A: When I started making films it was important to me to pay tribute to my childhood. I was not focused on being a woman specifically, it was just clear to me that my desire was strong enough to make the kind of films I wanted to make. Sometimes it is not so easy, but I have enough confidence in the power of cinema, and that helps a lot. Making a film is to trust the emotional effect cinema can have on an audience, just like I myself felt it when I was a teenager. That is a feeling I will never forget. For me, I’m not always obsessed with the idea that my films have to represent a female gaze. They more or less represent my gaze, to the best of my abilities; which I guess is female. I was very lucky to grow up in different cultures in various African countries, I encountered different religions. My father was born in Bangkok, my mother was Brazilian. My nationality is French, but I am more than just French. Not that I have a problem with being French, I love France, but if I was told to move somewhere else I would not have a problem with that.
Q: How do you see the legacy of your career?
A: I never looked at filmmaking as a career. When I finish a film, the only thing I want to know is if there is going to be another one. For me time passes almost as if in a parallel world, I live from one film to another. Sometimes with the same actors, sometimes I discover new ones. My perspective of life is a bit obscure. I don’t see my life as a career. To come back to the question about juries: that is not easy, because I think the demand is very different from filmmaking. I feel a responsibility for the films we watch, for the people that made those films, for my fellow jury members.
Q: When you headed juries in various sections in Cannes and Venice, you gave top prizes to Lav Diaz, Hong Sang-soo, to Ahmad Bahrami’s The Wasteland, so the bar is very high. What is it that you are looking for here in San Sebastian?
A: Somebody told me, “I’m sure you don’t like comedy“… But I am not looking for a certain type of film. When I saw the program I was very happy to see so many countries and so many different directors. Some of them I knew, some I discovered. Being in a jury, each film you encounter changes you a little.
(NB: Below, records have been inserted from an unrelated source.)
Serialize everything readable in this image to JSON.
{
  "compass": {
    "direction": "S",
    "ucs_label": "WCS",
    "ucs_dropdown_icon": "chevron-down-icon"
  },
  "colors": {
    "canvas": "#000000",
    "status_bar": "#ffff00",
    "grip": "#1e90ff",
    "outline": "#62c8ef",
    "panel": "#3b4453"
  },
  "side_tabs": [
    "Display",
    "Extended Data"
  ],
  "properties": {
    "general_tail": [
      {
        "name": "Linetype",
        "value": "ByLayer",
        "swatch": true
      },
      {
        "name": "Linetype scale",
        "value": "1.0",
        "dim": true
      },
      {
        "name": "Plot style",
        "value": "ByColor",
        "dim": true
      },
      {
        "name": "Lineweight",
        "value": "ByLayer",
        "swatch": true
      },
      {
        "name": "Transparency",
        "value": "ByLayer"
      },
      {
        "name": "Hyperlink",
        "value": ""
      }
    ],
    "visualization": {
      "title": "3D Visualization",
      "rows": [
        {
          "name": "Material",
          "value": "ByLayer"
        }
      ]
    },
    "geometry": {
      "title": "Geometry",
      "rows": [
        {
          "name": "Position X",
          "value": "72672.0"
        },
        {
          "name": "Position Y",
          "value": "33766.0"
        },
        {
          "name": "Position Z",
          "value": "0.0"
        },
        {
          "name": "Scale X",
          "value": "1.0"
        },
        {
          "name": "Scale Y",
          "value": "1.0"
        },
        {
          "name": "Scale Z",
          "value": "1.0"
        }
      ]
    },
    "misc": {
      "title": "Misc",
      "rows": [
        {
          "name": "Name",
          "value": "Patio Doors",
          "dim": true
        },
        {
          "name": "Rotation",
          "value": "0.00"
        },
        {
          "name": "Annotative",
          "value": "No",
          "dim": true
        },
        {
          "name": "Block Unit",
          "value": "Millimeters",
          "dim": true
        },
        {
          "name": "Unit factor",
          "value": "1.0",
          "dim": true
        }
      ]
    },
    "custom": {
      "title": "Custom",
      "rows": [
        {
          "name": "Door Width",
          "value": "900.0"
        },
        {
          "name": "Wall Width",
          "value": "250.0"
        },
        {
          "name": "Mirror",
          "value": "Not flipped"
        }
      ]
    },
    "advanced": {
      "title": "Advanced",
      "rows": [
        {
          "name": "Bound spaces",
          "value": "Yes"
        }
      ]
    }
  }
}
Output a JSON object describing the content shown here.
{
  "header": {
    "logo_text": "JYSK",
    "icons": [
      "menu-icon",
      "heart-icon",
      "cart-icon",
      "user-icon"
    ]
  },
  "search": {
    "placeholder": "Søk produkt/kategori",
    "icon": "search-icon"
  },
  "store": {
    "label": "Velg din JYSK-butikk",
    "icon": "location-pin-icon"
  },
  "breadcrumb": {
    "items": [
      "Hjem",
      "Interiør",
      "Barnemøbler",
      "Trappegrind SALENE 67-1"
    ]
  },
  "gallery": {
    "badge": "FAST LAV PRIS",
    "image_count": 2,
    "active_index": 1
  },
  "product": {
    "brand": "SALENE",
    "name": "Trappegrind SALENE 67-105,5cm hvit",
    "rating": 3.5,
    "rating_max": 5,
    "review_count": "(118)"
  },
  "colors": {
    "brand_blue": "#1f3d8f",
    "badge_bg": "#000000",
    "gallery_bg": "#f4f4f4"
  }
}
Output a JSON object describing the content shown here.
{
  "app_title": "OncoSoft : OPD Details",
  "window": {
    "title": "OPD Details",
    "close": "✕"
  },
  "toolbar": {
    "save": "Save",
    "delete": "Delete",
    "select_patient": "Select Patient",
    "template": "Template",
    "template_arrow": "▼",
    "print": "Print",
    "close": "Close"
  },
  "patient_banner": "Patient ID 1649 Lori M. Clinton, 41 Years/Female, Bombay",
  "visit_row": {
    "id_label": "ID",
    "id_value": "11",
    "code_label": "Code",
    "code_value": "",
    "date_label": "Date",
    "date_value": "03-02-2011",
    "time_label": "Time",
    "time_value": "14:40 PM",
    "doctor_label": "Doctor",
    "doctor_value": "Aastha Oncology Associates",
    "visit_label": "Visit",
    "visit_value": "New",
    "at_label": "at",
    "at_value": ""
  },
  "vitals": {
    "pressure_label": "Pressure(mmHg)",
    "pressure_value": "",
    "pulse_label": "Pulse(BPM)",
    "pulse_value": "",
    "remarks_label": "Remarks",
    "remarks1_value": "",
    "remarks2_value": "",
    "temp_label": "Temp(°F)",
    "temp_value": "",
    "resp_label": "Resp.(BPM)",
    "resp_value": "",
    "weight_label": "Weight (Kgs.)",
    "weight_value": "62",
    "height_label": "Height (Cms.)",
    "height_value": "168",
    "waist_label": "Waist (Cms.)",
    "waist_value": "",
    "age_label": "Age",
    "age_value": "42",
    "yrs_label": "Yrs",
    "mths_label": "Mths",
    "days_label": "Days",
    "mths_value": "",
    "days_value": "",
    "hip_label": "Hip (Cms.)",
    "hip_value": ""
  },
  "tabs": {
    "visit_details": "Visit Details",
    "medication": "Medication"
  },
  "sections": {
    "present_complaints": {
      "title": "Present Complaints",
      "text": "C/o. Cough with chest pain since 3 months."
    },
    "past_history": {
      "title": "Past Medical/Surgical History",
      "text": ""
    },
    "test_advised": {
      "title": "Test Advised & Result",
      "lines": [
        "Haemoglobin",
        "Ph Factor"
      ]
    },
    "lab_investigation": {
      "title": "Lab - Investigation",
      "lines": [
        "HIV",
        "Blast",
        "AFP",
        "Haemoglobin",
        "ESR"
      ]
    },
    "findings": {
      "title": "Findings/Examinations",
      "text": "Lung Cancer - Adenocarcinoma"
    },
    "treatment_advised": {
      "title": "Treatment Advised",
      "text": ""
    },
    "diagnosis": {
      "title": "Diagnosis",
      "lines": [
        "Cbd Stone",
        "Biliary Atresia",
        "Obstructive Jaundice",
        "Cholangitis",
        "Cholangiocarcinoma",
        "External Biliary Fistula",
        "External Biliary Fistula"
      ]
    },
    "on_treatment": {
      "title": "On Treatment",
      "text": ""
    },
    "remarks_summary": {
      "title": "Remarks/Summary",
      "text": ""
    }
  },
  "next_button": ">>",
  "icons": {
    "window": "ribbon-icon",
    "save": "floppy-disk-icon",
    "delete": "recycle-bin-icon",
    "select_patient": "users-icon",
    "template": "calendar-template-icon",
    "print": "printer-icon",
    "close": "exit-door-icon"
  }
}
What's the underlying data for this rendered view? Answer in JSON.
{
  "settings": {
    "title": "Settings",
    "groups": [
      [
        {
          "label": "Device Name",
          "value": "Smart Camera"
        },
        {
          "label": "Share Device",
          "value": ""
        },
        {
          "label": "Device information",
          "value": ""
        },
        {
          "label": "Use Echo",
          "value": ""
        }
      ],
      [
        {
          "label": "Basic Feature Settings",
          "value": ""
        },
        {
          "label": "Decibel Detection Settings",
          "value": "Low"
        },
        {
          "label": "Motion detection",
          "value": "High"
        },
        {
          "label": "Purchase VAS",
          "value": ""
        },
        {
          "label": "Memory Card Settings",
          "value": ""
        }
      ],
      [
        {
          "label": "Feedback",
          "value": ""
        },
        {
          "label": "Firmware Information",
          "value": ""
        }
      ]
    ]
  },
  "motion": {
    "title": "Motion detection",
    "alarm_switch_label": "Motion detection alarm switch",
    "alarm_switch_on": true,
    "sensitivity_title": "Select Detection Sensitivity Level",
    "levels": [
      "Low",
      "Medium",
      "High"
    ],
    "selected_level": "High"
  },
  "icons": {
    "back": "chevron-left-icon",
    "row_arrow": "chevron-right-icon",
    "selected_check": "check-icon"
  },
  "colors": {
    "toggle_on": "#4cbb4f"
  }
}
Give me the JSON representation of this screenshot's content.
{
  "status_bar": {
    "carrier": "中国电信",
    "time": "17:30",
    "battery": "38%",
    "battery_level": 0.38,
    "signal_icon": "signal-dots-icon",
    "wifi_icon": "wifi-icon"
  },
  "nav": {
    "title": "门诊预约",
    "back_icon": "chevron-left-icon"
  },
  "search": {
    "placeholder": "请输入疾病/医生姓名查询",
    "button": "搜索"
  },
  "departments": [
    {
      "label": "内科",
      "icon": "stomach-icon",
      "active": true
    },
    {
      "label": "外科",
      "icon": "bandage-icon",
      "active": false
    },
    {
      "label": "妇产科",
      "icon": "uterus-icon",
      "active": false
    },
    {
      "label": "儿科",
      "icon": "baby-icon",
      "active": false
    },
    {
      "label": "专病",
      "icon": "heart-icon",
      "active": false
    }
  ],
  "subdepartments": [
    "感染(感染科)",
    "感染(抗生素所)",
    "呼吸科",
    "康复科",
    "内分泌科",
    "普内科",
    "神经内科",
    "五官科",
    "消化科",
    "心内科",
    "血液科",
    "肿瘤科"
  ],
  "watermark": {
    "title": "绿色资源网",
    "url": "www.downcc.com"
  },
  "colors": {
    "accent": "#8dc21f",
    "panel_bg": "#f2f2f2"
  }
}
My relationship with each film is different. I always hope that getting older doesn’t mean I’m getting senseless or blind, and that I remain open to new experiences.